Sandström: No, not really. We were part of a subculture where a certain degree of political awareness and activism basically was required. This was the Swedish and European punk/hardcore scenes of the '90s. So we've all come of age, specifically me and frontman Dennis Lyxzén, surrounded by certain ideas, by the Sisyphean mentalities of various extraparliamentary leftist groupings. So if we've felt alone, it has been because none of these movements inspired commitment and participation in us, but maybe that's a good thing. To keep formulating and revising, to stay intellectually independent, however inviting the homogenization of those collectives may seem. Also, these days, on the flipside of the roar, it's easier to find voices and minds akin to one's own.

Refused is returning after a long absence, and your new record is as fiery and outspoken as ever. What made you want to come back?
 
Sandström: It was more a cluster of coincidences and then several small adjustments to them than a big decision. But it was obvious after a while that we needed the band, personally, all of us. Not all types of music can bear the weight of big ideas, most songs tell you about the human condition, relations, emotions, they're like padding between people and their experiences. Flannery O'Connor wrote: "Experience is a terrible teacher"; songs can mend and soothe us when we go through shit. But that's not what we do -- our job is to evoke wrath, to provide an arena for catharsis. Madness and chaos, it's productive, and great for coping with a complicated and terrifying existence.

A Q&A with Tolokonnikova

Were there any particular musicians or artists that inspired Pussy Riot?

Tolokonnikova:
Guerrilla Girls, Bikini Kill, Le Tigre, Socrates, Dziga Vertov, Kazimir Malevich.

When did you first become politically aware? Is it just something you can't avoid noticing when you grow up in Russia?

Tolokonnikova: I was 12 when they arrested Mikhail Khodorkovsky. I found out about his arrest through stickers that I suddenly found on every wall of my town (I lived in Siberia at the time). "Khodorkovsky GO HOME" the stickers wept.

"Who is Khodorkovsky?" I asked my father.

That question was the start of my political curiosity.

Your band's case made headlines around the world after you were arrested. Were you ever surprised by how many people who had never even been to Russia were sending you support?
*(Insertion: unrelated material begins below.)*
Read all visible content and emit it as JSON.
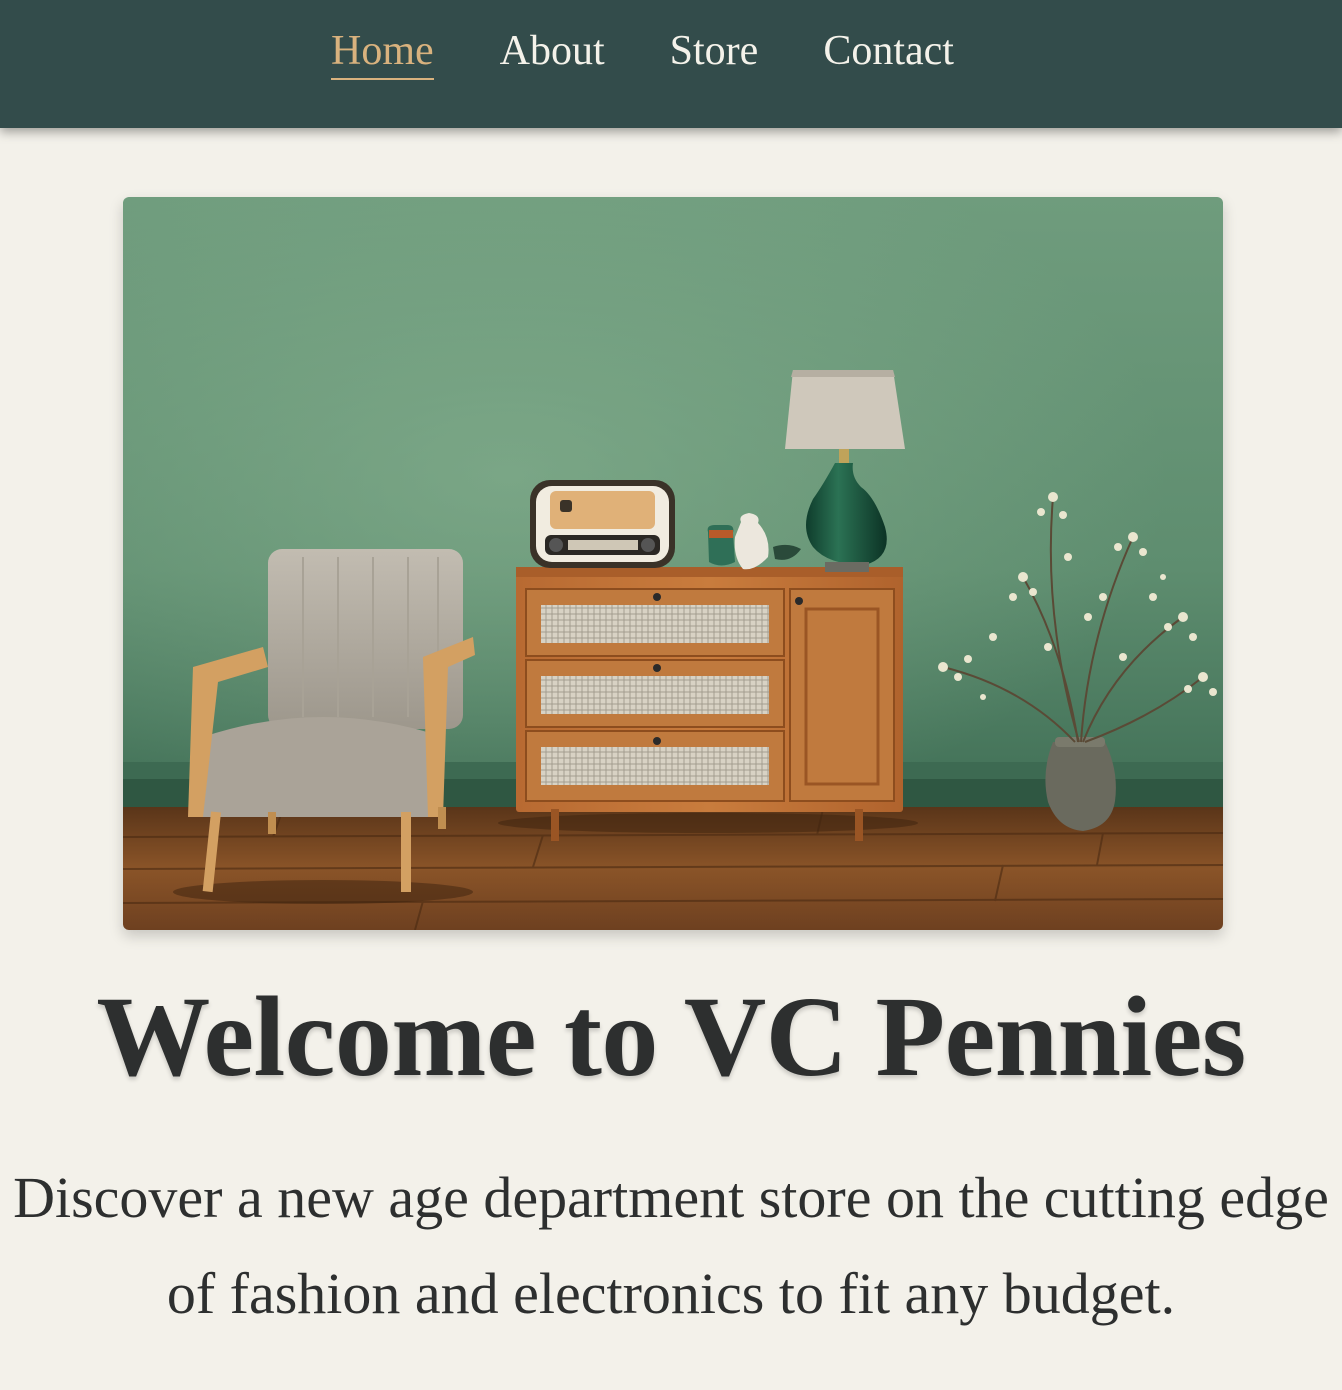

Tolokonnikova: We're standing in the cage made of plexiglass. Khamovnichesky District Court. August 2012. Today we have to give our closing statements. We've slept two hours 'cause we've been preparing our speeches almost all night.

"Madonna just appeared in a balaclava at her concert, with 'Pussy Riot' written on her back," our lawyer says to us.
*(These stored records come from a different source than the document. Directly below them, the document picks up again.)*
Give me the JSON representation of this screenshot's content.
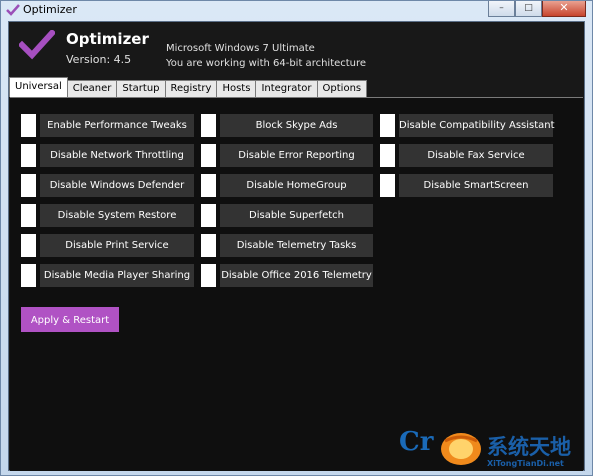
{
  "window": {
    "title": "Optimizer",
    "accent": "#b052c4",
    "minimize_glyph": "–",
    "maximize_glyph": "□",
    "close_glyph": "✕"
  },
  "header": {
    "app_name": "Optimizer",
    "version": "Version: 4.5",
    "os_line": "Microsoft Windows 7 Ultimate",
    "arch_line": "You are working with 64-bit architecture"
  },
  "tabs": [
    {
      "label": "Universal",
      "active": true
    },
    {
      "label": "Cleaner"
    },
    {
      "label": "Startup"
    },
    {
      "label": "Registry"
    },
    {
      "label": "Hosts"
    },
    {
      "label": "Integrator"
    },
    {
      "label": "Options"
    }
  ],
  "options": {
    "col1": [
      "Enable Performance Tweaks",
      "Disable Network Throttling",
      "Disable Windows Defender",
      "Disable System Restore",
      "Disable Print Service",
      "Disable Media Player Sharing"
    ],
    "col2": [
      "Block Skype Ads",
      "Disable Error Reporting",
      "Disable HomeGroup",
      "Disable Superfetch",
      "Disable Telemetry Tasks",
      "Disable Office 2016 Telemetry"
    ],
    "col3": [
      "Disable Compatibility Assistant",
      "Disable Fax Service",
      "Disable SmartScreen"
    ]
  },
  "apply_button": "Apply & Restart",
  "watermark": {
    "logo_text": "Cr",
    "chinese": "系统天地",
    "url": "XiTongTianDi.net"
  }
}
We are looking at our prosecutors and understand that their game is already lost. No matter if they will give us several years in a penal colony or not.

Obviously none of us could explain to ourselves [why we got] such a big amount of support. It was just a miracle.

Because of your actions, more people are aware of the abuses of Putin. Are there any other ways you think Pussy Riot's protests made an impact?

Tolokonnikova: Yes, we've made balaclavas look cooler than ever.

You were released in late 2013. Did the experience of being imprisoned make you think twice about ever protesting again?

Tolokonnikova: When I was released my first words were something like "We will get rid of Putin!" If you are a political activist, prison can only make you an even bigger badass for the government to deal with than you've been before.

What is next for you and for Pussy Riot?

Tolokonnikova: We'd like to overthrow Putin, but if we fail we'll probably just continue to do music videos.

Finally, how did you come to appear on House of Cards, anyway?

Tolokonnikova: We just met (House of Cards showrunner) Beau Willimon at a PEN gala and had a great conversation on Russian-American relations, and then Beau said that we should be in HoC as opposition to Mr. Petrov (who's of course Mr. Putin). Obviously we said yes 'cause we are huge fans of the show.